HILL AIR FORCE BASE, Utah — Hill recently hosted a Paralympic Archery Training Camp and one athlete came with hopes of improving his archery skills and a dream to someday become part of the U.S. Paralympic Archery Team and the 2020 Paralympic games in Tokyo, Japan.

Cpl. Thomas (T.J.) Gilman is attached to Wounded Warrior Battalion West out of Camp Pendleton in San Diego, Calif., and spent four years as a tank mechanic with the Marines before being injured a year ago in a training exercise accident where he lost his left hand due to a defective round.

While going through rehabilitation, the Omak, Wash., native participated in a program called the Warrior Athlete Recondition Program to learn adaptive sports. Gilman saw archery was one of the sports offered and because he had hunted with a bow as a teenager, he figured he would jump in on the opportunity.

He said having that prior experience and muscle memory helped him pick up the sport again quickly.
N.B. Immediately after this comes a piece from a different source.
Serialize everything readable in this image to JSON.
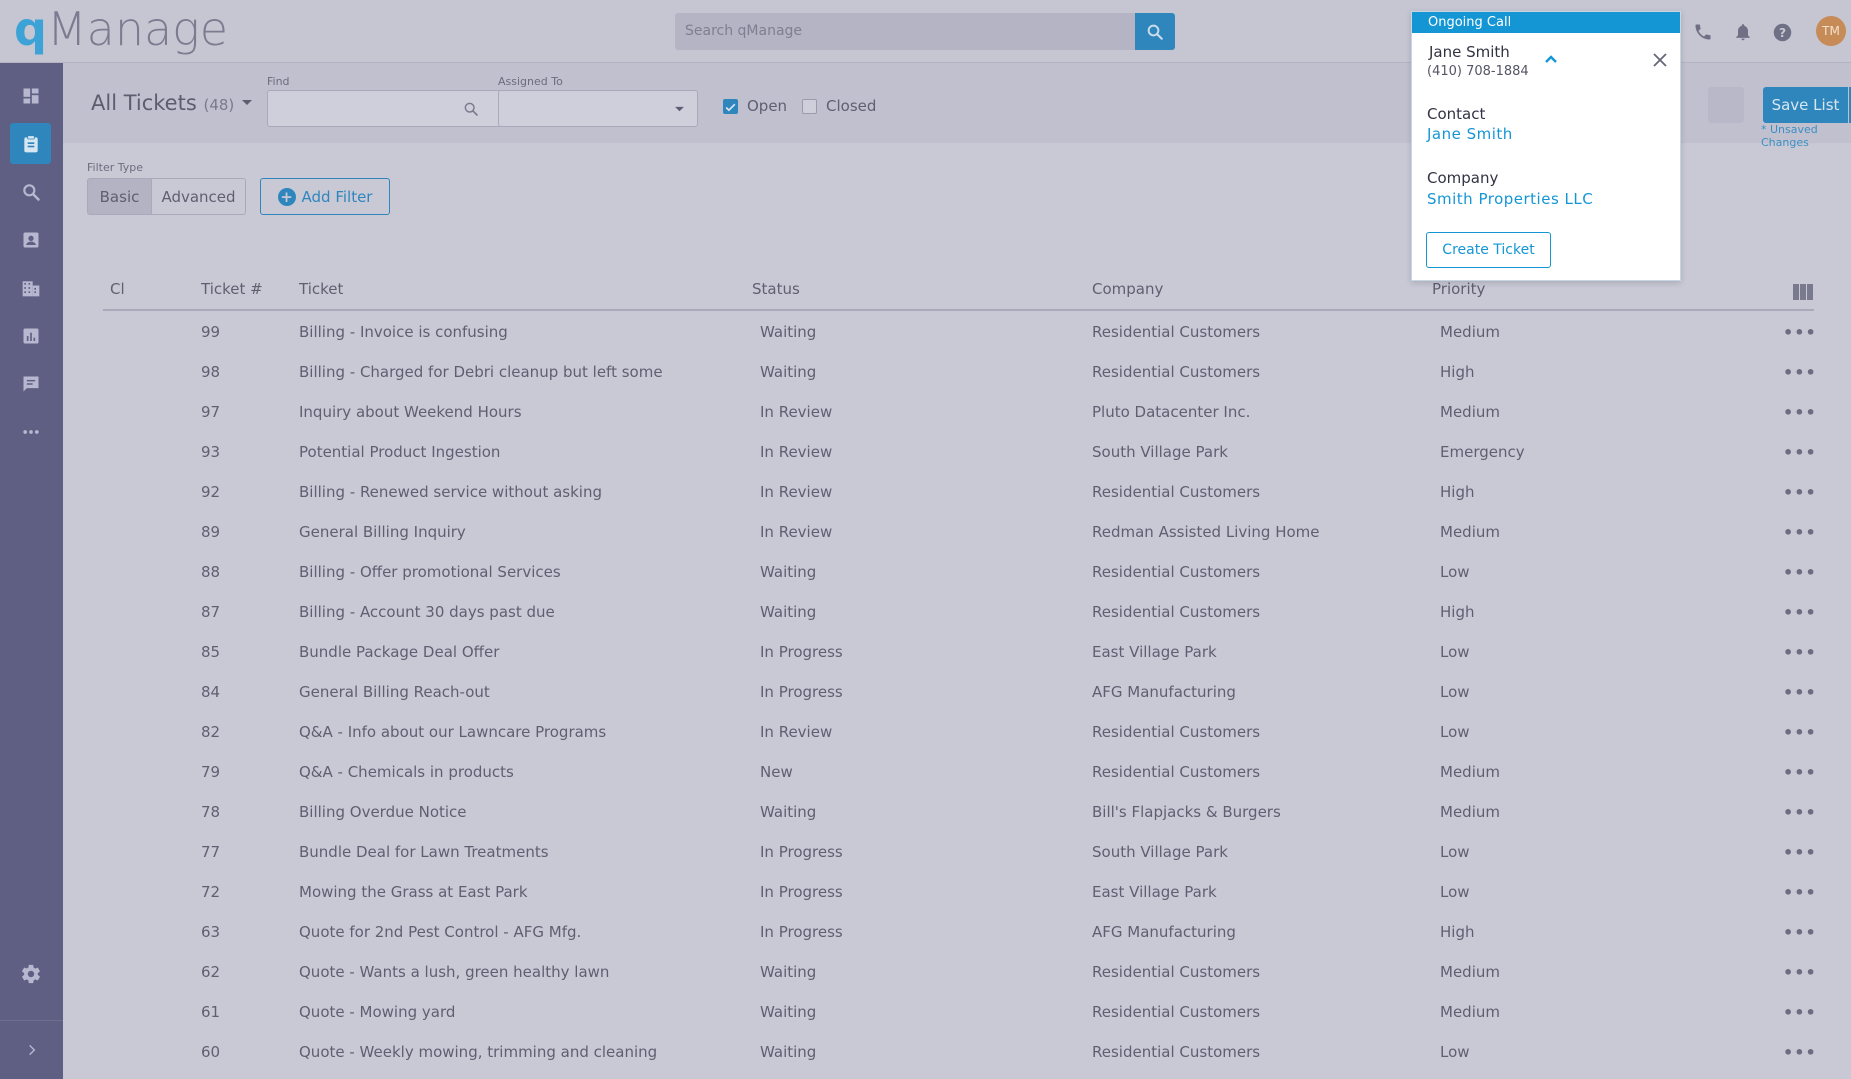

He earned a spot at the Marine Corps Trials, and eventually the 2018 Defense Department Warrior Games held in June at the U.S. Air Force Academy in Colorado Spring, Colo.

“Really, the biggest thing to get used to was the attachment on my socket and having a plastic part instead of having my physical grip touching the bow,” Gilman said.

Gilman uses an adaptive prosthetic fitted onto his forearm that allows him to hold the bow.

“Time. That’s all you can use to overcome our issues anyone of us have,” said Gilman about his and other camp participants’ disabilities. “It just takes time, will and the need that basically burns in you to overcome the bad that has happened.”

Gilman said Dan Govier, one of the Paralympic Archery Training Camp coaches he worked with previously, invited him to participate in the camp at Hill AFB, not only to keep improving his skills, but also to get a chance to work with another camp coach, Lance Thornton. Thornton is a member of the Paralympic U.S. Archery Team and is also a hand amputee archer.

Gilman said brushing up, as well as learning new and different techniques from a coach with both a same and different perspective will hopefully bring him one step closer to his dream.

Both Gilman and Thornton use the compound bow.

“With my compound guys I’m working with, I’m just making sure they have solid consistent anchor points, because archery is all repetition,” said Thornton. “You want to do the same thing every time with the same goal. When (an athlete’s) shot process is where it’s supposed to be, I just let them do their thing.”

Gilman said his first shot will usually tell him how the rest of his shots will go.

“It’s a physical challenge, but that’s only 10 percent,” he said. “The rest is all mental. Your whole mental game is whether you are going shoot well or you are going to shoot badly.

“And there’s also the mental challenge of being able to overcome from being in an accident where I no longer have my hand anymore and thinking what am I going to do … and then getting involved with (archery) and seeing what I am really am capable of doing.”

The camp falls under the Paralympic Military Program, which was launched by the United States Olympic Committee in partnership with the U.S. Department of Defense and U.S. Department of Veterans Affairs, and funded through USA Archery with the Adapted Sports Grant from the Department of Veterans Affairs and the DOD.